WHAT TO WORK ON: Report every line of the listing below in which the string "JSON" appears.

- Opening Delimiter -

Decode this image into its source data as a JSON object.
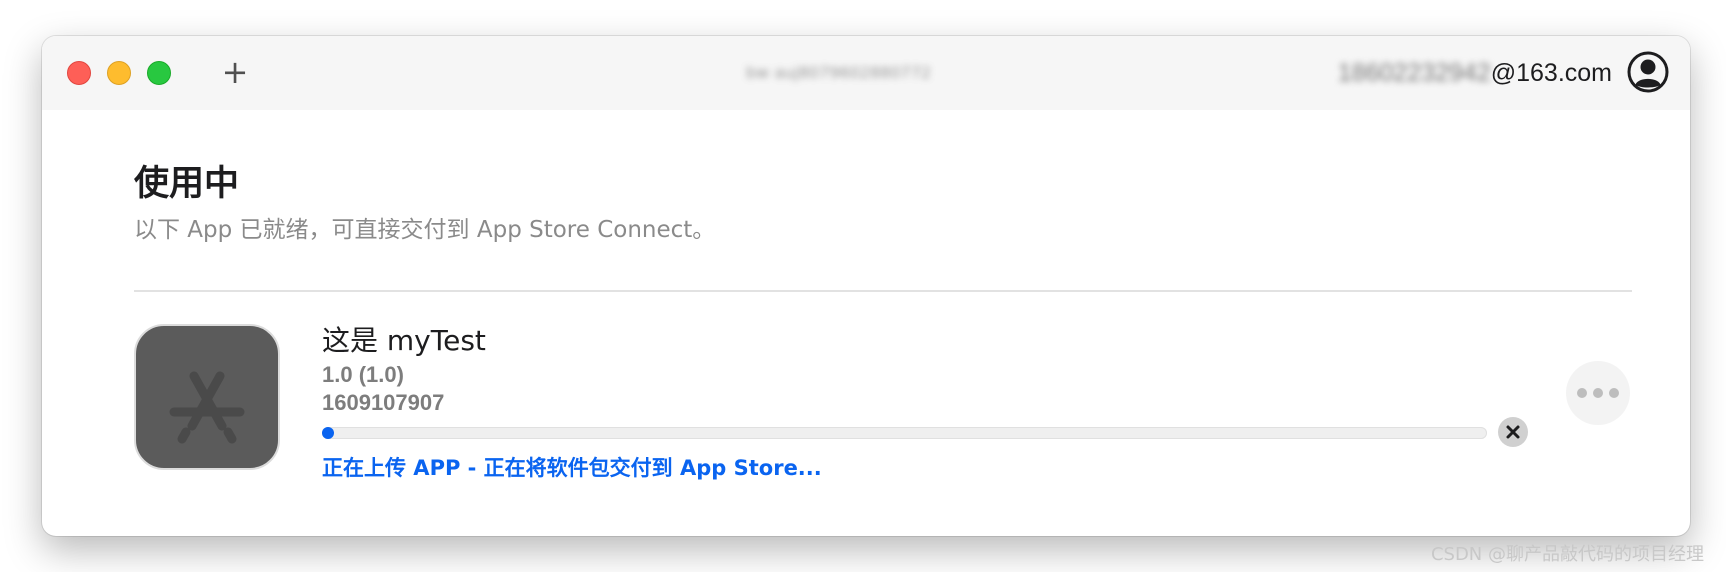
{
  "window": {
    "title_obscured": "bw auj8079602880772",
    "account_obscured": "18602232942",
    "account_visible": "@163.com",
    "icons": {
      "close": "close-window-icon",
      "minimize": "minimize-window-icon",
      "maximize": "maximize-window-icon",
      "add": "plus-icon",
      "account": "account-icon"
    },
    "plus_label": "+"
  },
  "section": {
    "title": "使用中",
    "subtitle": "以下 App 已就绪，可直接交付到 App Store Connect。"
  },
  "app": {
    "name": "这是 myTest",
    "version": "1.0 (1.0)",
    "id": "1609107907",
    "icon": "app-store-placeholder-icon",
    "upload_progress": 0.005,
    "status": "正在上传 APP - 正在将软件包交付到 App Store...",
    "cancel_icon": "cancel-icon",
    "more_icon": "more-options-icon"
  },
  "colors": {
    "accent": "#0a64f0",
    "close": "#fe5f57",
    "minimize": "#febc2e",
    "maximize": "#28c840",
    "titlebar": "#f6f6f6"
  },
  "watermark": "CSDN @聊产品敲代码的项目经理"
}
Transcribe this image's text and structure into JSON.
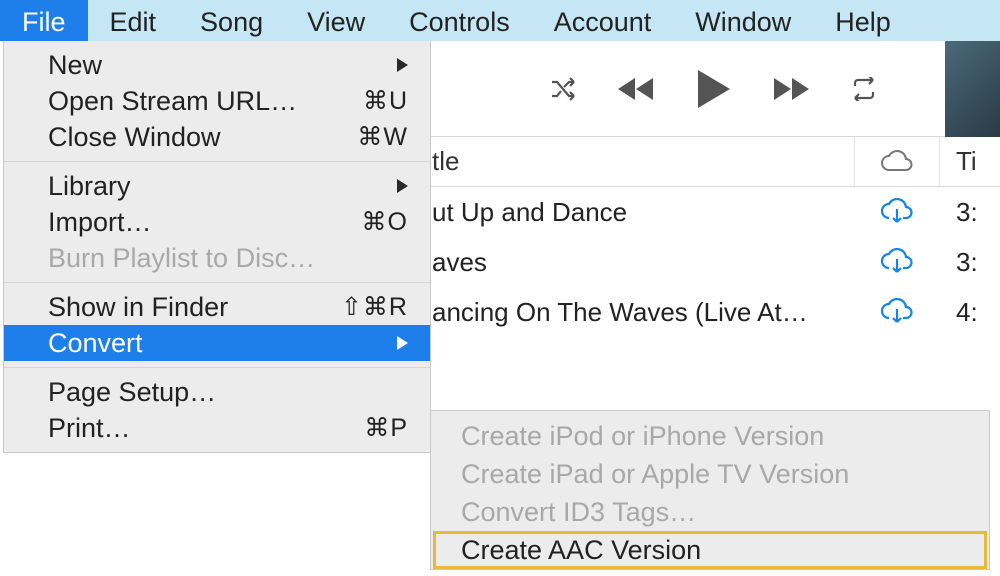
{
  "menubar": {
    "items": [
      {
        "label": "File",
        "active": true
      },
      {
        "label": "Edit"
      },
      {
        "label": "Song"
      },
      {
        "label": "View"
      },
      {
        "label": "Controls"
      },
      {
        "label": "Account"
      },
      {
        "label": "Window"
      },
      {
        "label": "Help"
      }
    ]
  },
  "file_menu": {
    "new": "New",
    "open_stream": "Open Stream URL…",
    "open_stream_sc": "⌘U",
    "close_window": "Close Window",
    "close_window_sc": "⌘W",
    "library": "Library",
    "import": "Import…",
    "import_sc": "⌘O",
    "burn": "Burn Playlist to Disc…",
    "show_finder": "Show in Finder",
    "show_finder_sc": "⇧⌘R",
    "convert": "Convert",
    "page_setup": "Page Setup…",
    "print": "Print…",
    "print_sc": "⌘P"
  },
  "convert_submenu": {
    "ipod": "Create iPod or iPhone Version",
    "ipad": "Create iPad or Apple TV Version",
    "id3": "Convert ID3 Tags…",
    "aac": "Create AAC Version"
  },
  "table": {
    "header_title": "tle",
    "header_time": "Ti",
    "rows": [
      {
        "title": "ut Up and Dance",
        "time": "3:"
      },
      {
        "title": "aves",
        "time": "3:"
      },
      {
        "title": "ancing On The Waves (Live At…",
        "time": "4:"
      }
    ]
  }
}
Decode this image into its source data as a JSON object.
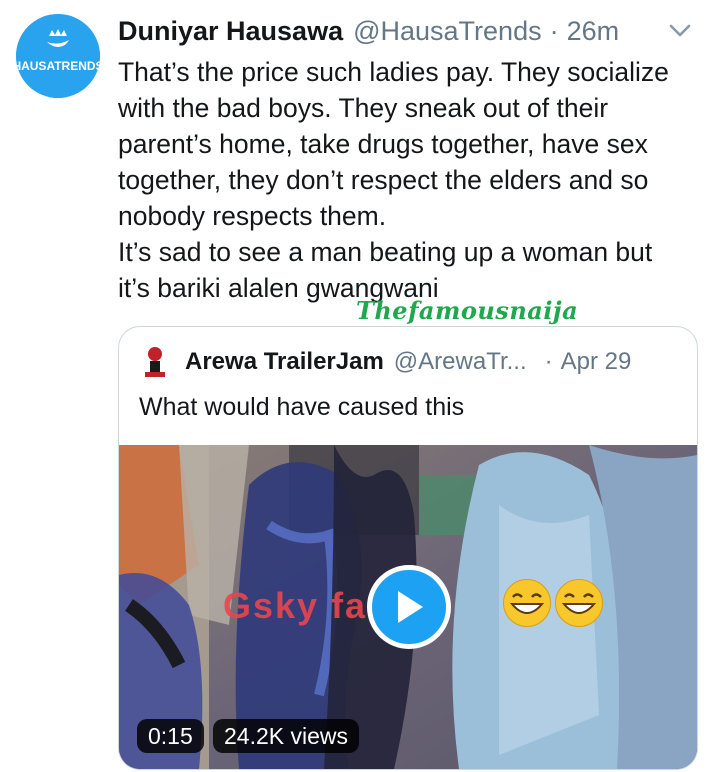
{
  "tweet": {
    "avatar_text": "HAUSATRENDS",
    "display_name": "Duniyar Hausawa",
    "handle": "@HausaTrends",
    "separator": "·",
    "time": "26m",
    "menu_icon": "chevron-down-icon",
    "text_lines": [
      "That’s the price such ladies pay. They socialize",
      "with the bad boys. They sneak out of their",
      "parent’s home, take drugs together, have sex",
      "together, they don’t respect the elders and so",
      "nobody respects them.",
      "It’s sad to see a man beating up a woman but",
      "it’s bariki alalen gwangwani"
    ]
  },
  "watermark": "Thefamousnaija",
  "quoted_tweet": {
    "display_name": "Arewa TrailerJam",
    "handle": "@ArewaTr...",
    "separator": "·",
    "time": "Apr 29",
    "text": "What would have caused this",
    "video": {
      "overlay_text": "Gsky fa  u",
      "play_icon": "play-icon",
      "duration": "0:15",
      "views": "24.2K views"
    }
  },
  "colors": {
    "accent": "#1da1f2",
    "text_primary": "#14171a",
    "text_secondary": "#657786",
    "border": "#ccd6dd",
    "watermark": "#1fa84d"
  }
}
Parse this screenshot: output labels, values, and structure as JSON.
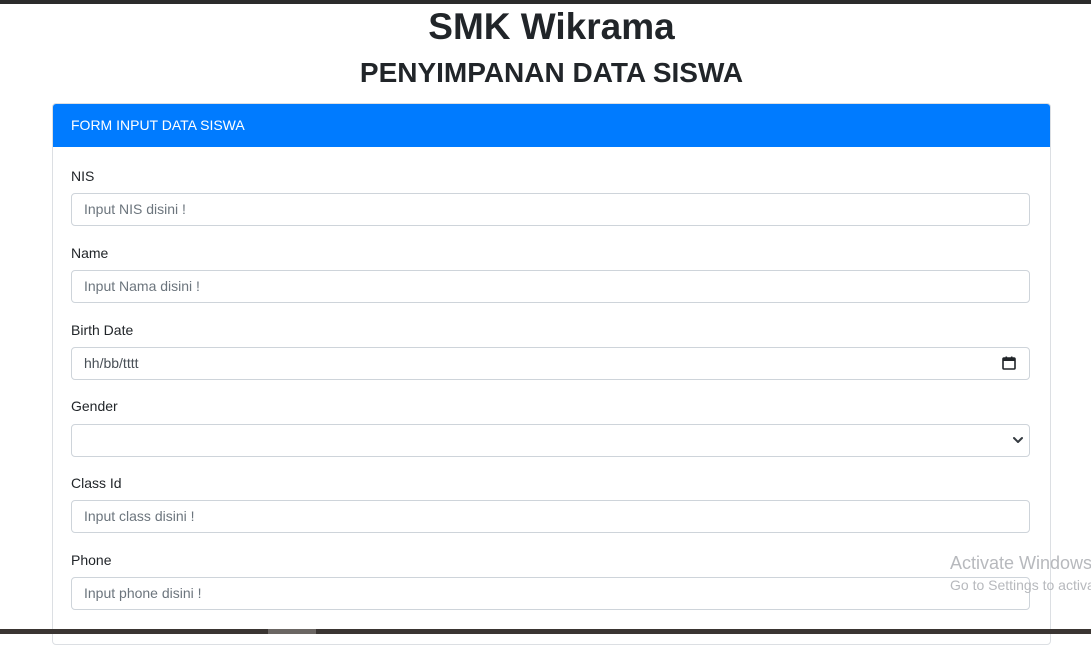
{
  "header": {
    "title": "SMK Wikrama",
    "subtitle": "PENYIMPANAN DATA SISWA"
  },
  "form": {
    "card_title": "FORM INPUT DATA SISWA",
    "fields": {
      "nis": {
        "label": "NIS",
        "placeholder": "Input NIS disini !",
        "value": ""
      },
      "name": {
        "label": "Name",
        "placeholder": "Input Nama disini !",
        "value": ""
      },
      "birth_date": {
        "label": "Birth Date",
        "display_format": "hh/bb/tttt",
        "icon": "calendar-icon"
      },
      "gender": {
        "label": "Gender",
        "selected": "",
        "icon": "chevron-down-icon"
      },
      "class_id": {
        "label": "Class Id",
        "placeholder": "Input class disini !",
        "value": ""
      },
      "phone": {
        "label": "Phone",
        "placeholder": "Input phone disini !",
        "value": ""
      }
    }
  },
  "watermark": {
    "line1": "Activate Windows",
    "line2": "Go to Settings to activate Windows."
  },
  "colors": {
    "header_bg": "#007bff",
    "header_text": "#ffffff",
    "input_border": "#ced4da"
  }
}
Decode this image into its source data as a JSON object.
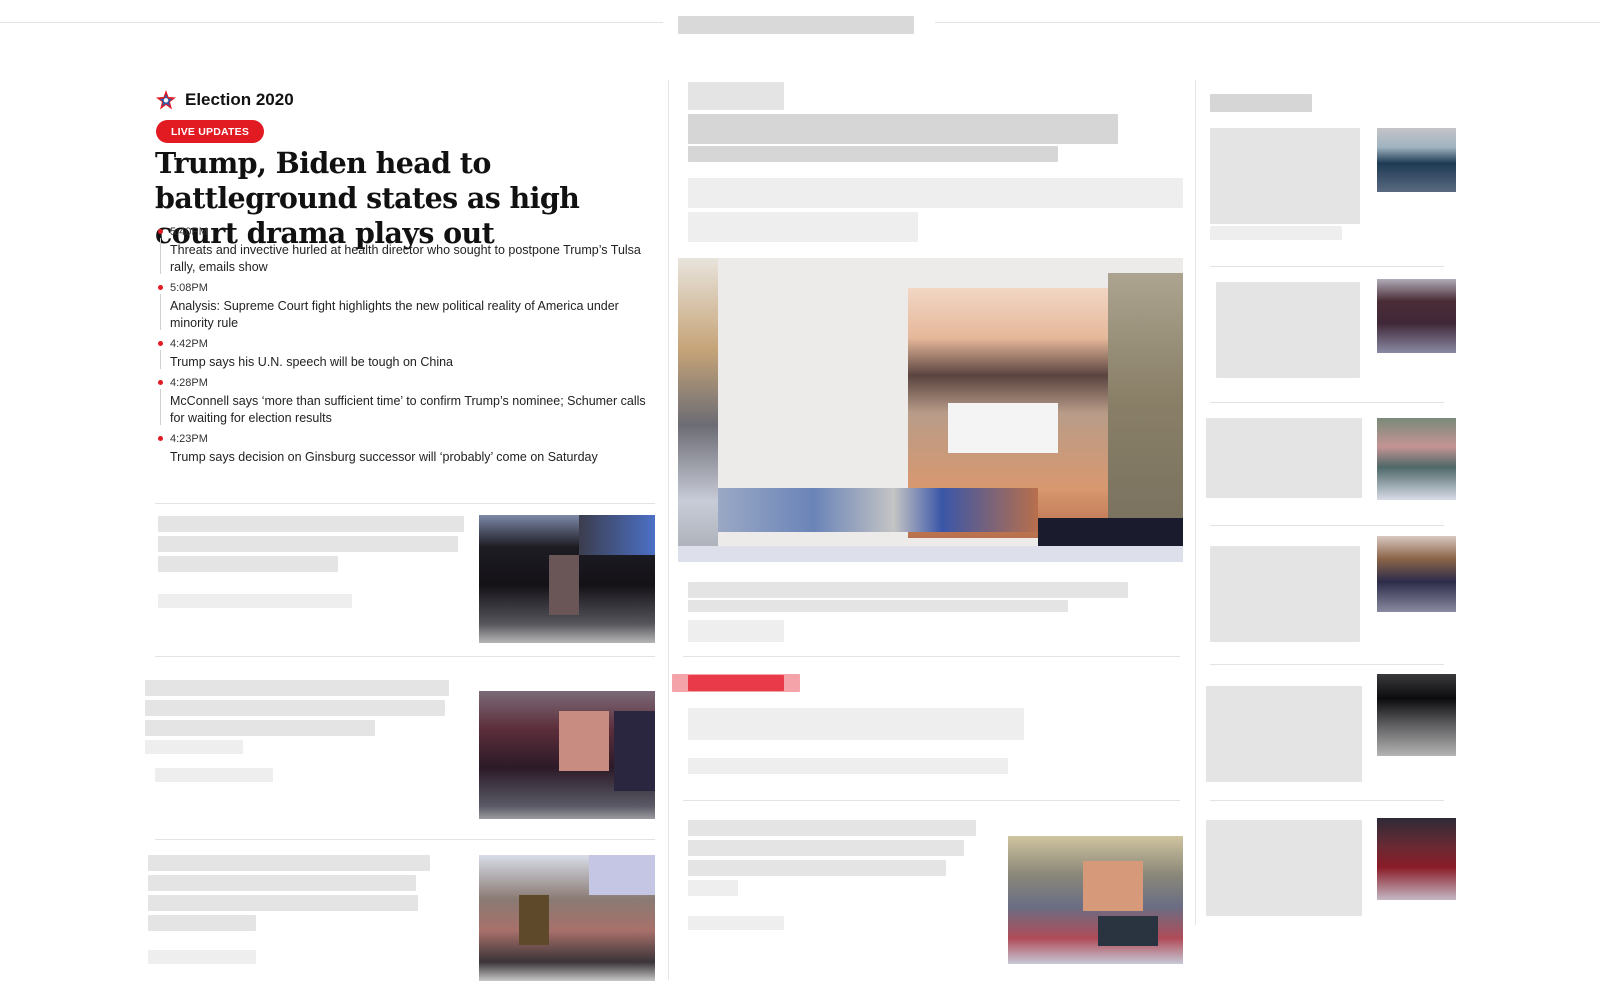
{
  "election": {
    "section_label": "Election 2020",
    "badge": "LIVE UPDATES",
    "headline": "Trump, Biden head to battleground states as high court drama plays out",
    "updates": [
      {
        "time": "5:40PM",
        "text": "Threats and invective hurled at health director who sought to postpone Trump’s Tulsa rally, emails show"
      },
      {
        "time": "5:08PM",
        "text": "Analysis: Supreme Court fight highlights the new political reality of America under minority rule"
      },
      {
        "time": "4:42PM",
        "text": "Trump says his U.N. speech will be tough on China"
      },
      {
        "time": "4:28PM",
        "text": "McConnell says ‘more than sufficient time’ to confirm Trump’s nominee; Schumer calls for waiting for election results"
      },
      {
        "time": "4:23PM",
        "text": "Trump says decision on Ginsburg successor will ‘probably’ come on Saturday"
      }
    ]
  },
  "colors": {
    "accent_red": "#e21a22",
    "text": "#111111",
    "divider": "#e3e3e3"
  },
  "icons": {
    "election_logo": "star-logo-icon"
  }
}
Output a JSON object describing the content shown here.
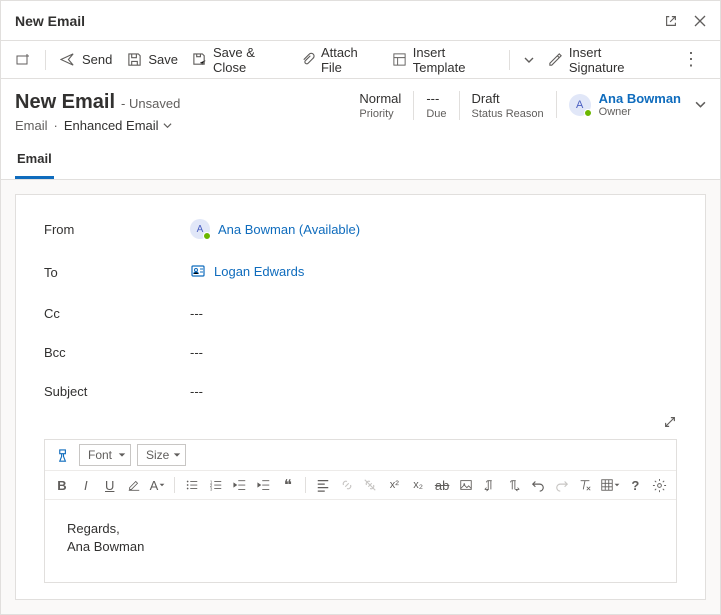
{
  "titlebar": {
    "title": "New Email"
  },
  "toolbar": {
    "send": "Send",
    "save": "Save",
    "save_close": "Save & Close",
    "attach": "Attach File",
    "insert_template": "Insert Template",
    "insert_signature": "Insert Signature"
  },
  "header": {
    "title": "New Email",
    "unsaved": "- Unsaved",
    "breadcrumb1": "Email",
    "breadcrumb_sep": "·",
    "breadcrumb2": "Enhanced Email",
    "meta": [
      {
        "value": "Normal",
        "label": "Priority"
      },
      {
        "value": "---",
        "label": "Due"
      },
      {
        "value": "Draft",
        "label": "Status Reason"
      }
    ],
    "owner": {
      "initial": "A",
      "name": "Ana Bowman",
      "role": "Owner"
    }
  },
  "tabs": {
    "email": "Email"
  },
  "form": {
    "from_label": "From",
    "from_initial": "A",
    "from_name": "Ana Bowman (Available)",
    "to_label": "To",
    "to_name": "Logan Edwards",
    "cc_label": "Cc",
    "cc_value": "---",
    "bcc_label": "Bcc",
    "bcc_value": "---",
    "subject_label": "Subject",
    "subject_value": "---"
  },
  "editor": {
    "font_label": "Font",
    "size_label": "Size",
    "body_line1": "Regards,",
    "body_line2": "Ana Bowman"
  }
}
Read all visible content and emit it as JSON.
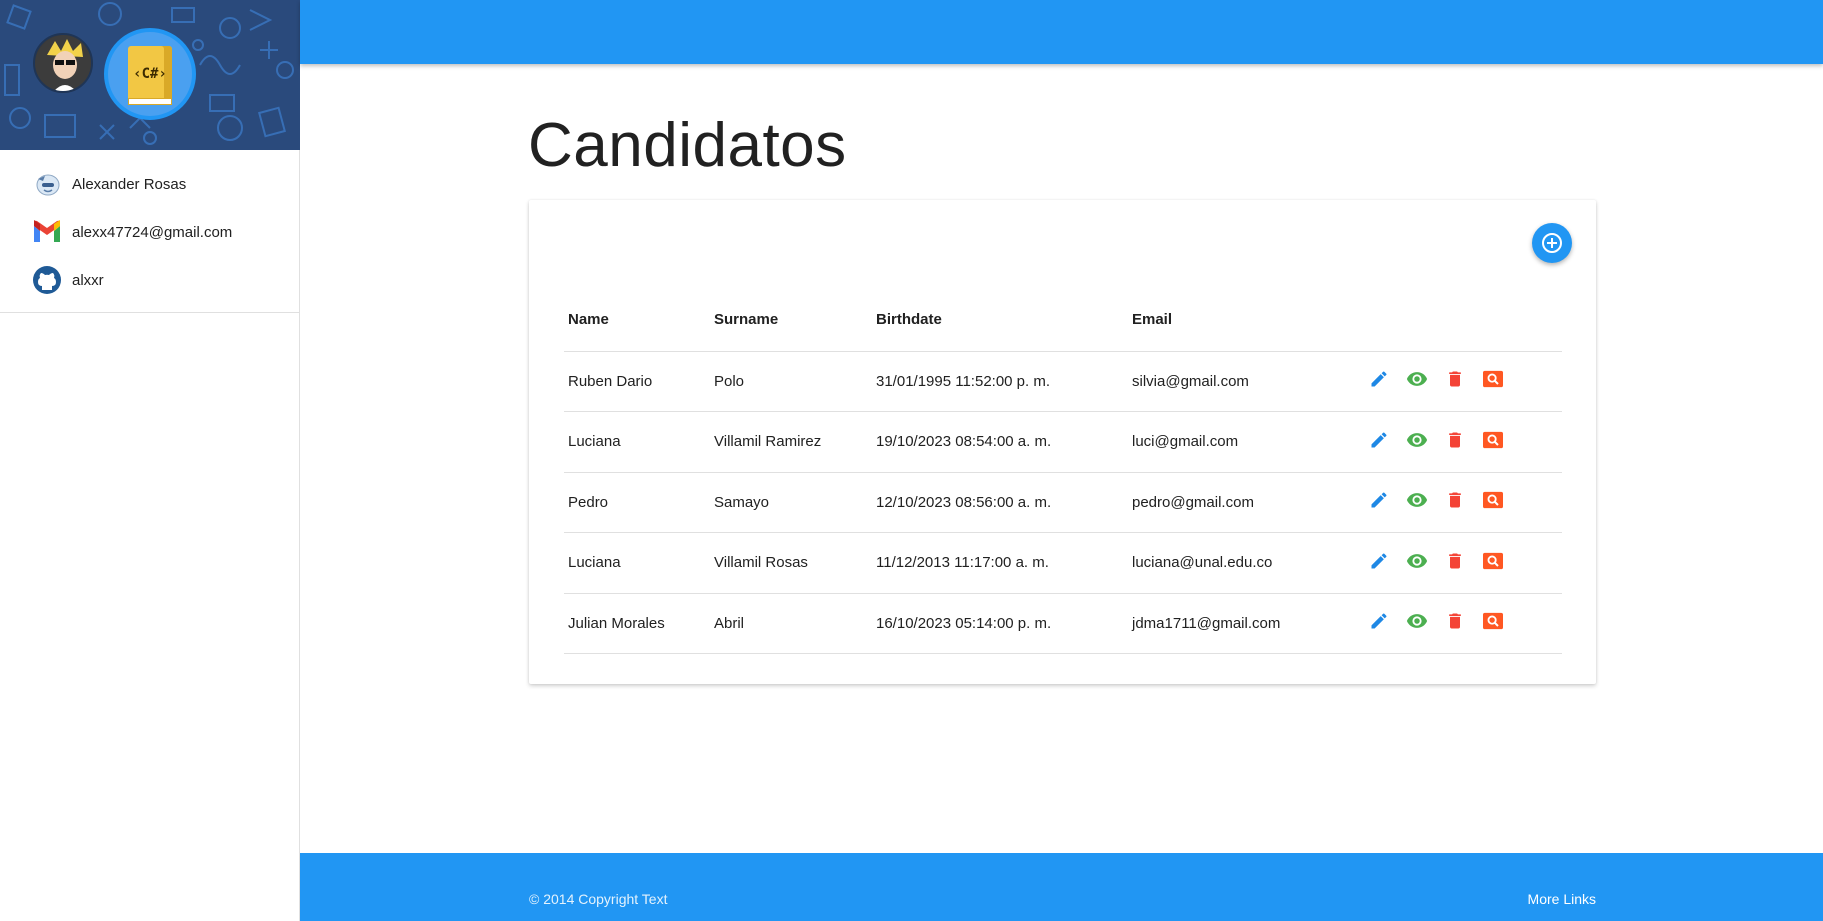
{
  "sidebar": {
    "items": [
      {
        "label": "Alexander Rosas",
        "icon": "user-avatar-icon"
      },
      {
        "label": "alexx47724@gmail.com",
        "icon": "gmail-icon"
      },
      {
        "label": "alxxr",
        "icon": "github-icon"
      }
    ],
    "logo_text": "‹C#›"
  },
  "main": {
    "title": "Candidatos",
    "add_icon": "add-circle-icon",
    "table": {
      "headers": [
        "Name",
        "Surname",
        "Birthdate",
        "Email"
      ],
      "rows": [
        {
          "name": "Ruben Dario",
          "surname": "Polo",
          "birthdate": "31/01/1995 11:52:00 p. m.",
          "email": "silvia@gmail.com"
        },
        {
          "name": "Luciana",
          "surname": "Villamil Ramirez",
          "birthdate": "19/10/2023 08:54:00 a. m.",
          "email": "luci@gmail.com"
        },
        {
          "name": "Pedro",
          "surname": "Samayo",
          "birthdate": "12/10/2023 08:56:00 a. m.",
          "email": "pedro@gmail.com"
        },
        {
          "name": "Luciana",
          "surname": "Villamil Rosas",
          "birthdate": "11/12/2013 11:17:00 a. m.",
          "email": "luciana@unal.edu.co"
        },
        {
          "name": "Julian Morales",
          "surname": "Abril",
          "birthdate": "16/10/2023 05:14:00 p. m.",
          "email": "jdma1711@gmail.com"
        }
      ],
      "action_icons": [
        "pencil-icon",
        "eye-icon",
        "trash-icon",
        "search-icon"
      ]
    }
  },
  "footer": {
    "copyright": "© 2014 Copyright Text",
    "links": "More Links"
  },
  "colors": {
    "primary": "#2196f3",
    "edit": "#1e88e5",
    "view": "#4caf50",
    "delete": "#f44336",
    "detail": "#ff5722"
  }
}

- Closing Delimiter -

WRITTEN RESPONSE:
Decode this image into its source data as a JSON object.
Transcribe this image's text and structure into JSON.
Decode this image into its source data as a JSON object.
Parse this screenshot: output labels, values, and structure as JSON.
Decode this image into its source data as a JSON object.
Output a JSON object describing the content shown here.
Read all visible content and emit it as JSON.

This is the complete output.